This article is part of a special collaboration between Michigan in Color and Groundcover News. Read the rest of the joint issue here.
I don’t wish I had never been homeless. How else would I have discovered my impeccable Scottish accent? Or how to make cheese and off-brand Ritz crackers feel gourmet? Or that the back door in the local library never got locked so you could sneak in to use Wi-Fi even in the dead of winter?
That being said, waking up the morning of your 16th birthday to put on a wrinkled, hand-washed AP Environmental Science t-shirt you got for free is not ideal. Neither is the cold.
“Pirates of the Caribbean: At World’s End” is why I have such a good Scottish accent, by the way. I snuck back to my house (not my house) after school one day and squatted in the backyard with the clunky old laptop I had borrowed from an uncle. I connected to the Wi-Fi and held the Dell out of the snow for the 23 minutes and 16 seconds it took to download the movie. That night, I told my younger siblings, “Now we have a movie we can watch without the internet, how fun!*”
In “Pirates of the Caribbean: At World’s End,” the squid-faced pirate (Davy Jones, apparently) spoke in a Scottish accent. I brazenly mimicked that same inflection to make my family laugh. Every time we’d watch the scene with the hordes of crabs running around every which way, I’d take in a deep breath and, channeling every single one of my Scottish ancestors (of which there are none), yell out accented, improvised dialogue. I’d shout, “What have you done to my brethren!” as they scuttled about my warped screen, rolling my r’s like any self-respecting Scotsman. My siblings would collapse in heaps of giggles, sprawled out in glee. I’d pull the shared blanket back over them to conserve heat. I cannot count how many times I’ve seen that movie.
I was homeless and it’s fine because it happened but also it’s not fine because what did we do to deserve that? Why did that have to happen to us? Why does that have to happen to anyone? In what world is that an acceptable reality?

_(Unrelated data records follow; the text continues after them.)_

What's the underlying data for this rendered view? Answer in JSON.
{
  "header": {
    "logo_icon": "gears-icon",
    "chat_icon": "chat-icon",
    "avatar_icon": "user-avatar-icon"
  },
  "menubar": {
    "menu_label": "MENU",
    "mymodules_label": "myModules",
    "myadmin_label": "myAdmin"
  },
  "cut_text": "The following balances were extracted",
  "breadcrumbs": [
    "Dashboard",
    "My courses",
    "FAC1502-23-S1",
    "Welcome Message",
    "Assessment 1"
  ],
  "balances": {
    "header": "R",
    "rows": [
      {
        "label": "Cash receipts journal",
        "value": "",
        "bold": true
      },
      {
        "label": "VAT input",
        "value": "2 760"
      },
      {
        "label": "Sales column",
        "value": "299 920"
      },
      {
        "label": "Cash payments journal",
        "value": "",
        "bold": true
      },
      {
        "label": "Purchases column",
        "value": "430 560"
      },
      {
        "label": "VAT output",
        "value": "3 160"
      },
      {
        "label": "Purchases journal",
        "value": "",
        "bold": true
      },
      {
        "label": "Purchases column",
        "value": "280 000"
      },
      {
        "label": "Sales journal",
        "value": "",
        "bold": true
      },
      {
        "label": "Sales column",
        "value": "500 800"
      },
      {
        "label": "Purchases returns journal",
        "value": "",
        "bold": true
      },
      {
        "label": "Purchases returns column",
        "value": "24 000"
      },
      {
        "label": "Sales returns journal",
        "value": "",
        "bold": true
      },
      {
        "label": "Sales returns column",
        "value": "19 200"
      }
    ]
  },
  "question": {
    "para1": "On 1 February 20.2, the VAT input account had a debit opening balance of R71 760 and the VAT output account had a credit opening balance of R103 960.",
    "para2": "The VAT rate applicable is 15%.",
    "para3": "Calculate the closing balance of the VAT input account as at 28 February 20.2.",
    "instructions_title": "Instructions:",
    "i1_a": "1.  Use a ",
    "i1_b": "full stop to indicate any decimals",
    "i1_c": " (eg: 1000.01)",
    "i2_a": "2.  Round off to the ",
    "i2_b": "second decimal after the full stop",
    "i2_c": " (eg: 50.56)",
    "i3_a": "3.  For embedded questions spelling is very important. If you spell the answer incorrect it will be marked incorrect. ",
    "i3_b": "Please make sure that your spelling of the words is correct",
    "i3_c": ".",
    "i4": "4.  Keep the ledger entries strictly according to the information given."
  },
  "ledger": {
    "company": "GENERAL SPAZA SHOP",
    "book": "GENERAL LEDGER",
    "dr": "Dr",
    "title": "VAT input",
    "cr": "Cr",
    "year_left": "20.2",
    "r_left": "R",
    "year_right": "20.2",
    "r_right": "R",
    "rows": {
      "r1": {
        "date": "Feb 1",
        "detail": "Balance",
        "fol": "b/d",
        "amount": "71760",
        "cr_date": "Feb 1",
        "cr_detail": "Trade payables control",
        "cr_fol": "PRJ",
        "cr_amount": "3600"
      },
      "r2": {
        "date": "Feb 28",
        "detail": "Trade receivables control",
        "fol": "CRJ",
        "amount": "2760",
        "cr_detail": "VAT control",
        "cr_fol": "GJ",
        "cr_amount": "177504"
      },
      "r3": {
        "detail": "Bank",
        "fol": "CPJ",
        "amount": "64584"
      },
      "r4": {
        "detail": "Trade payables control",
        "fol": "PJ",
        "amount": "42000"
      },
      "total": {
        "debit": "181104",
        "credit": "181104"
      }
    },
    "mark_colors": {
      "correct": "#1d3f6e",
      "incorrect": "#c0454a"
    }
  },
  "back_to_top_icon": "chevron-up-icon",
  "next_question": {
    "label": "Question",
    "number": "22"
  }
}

After some time, your brain starts to warp your perception of reality to reconcile the cognitive dissonance brought on by the whole situation. The human brain is made deeply uncomfortable by conflicting information. “I was homeless,” you reason, “because I deserved to be. I must be a truly terrible person deep down inside. I believe I have good intentions but that must be my deceptive evil subconscious, so evil that it lies even to me. I must be a bad person and that is my explanation and now I move on with my life knowing I am, at the end of the day, no good at all. It all makes sense.”
If you believe you are a bad person for long enough, you become one. There is no use in not stealing, telling the truth or sharing a smile because you are constantly told that you are fundamentally bad and will be treated as such. Engaging in bad behavior is not just a possibility but an eventuality. So of course you stole that pen. You are bad and that is what bad people do. It’s what you always would have done even if you want to be good because, at the end of the day, your true nature will always win out. A bad person has no business trying to be good because they will always be bad. Being good is a fruitless effort. You will always be bad because it’s the only thing that makes sense. Such is the nature of self-fulfilling prophecy.
I was never able to fully convince myself of my badness. My intentions are good and my actions minimize harm and I would rather not hand all my agency to a self-fulfilling prophecy like that.
Some classmates make me wish I was bad, though. The righteous anger of a good person just isn’t enough for someone who claims “poor people don’t work hard enough” while their parents pay their tuition and connect them to cushy internship opportunities. I want to tell them working three jobs isn’t laziness and that existing in poverty is costly and time-consuming, racking up more expenses than any well-off person could ever imagine having to deal with. There are no bootstraps to pull yourself up by when the world is designed to make you fail.
It’s fine most times but some days I think I should kick everyone’s walls in and see how they like it.
Sometimes I wish I had never been homeless. If only to rewatch “Pirates of the Caribbean: At World’s End.”
*[I hope you’re not traumatized. I hope you’re not traumatized. God, I hope all you remember from this is Pirates of the Caribbean: At World’s End and nothing else.]
This piece is being published anonymously due to personal reasons.